"Our feelings of safety or security can't be measured by statistics alone. If there is an air of intimidation in a community or discourtesy in the way people are treated, then that creates a feeling of fear, discomfort, unease. Fifteen years ago I recognised this happening and recognised, too, that it couldn't just be ascribed to lack of jobs or poverty. There was something deeper going on, to do with society changing, an absence of mutual respect and a failure to take responsibility for the way we behave to each other. In government, this became known as the 'Respect' agenda. We introduced the first anti-social behaviour laws, much criticised, but also undoubtedly much used.

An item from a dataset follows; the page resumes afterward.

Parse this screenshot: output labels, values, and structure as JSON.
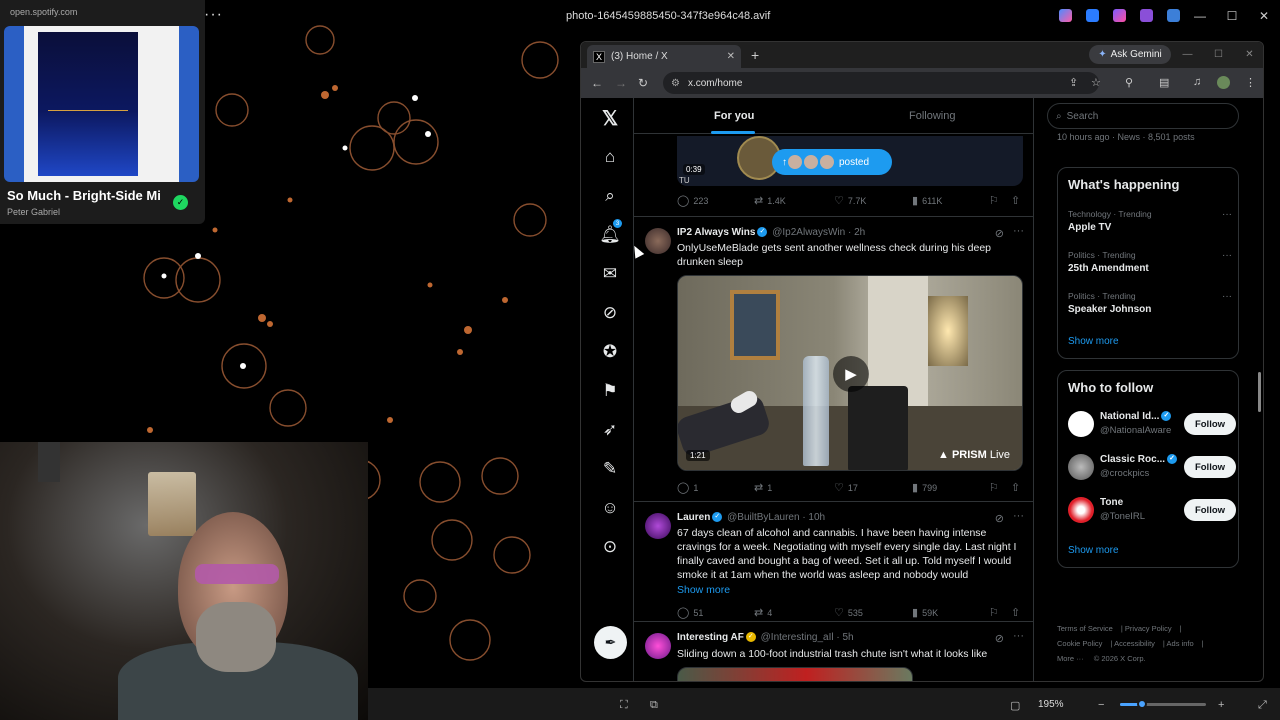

However, there is one big difference between what I think now and what I thought 15 years ago. Then I analysed this issue as a breakdown in society. The 'tough on the causes of crime' bit was all about social investment. I regarded this an issue about the nature of society as a whole, curable by Sure Start and the New Deal on jobs, better and improved schooling and so on. The rising tide would lift all ships, including those families in a hopeless and often helpless situation, bringing up feckless and irresponsible children...after 10 years of experience immersing myself in this issue, I no longer agree either with the Blair of 1992 or the Cameron of 2007 in one very central part of the analysis. I don't believe this is an issue to do with society as a whole. Obviously it impacts on society as a whole. But it is not part of a general breakdown in society, a tearing of our social fabric or a descent into a 'decivilised' culture. Investment in the public realm has helped a transformation in city centres and improvements in public services, but I no longer think that social investment - essential though it is - is the complete solution."
Yes, yes, very neat. What he's essentially saying is that he really, really has made society much better but there are a few bad people who don't know how to behave in it and what can you do except get tough with them? Well, maybe. But you see, Tone, some of us think that your antisocial behaviour legislation isn't really getting tough at all - it's just acting tough, which isn't the same thing. Might part of this story be that some transformations of the "public realm" haven't necessarily helped the sections of society where much of the antisocial behaviour people dislike so much is rooted, as indicated by school exlusion rates for instance? Could it also be that the anti-social logic of what Neil Kinnock called the "me now" mentality has become more entrenched in spite of - or maybe because of - some of "New" Labour's priorities? And could the primary purpose of this minor mea culpa be a way of disassociating yourself from those failures as history reaches its verdict on your ten years in power?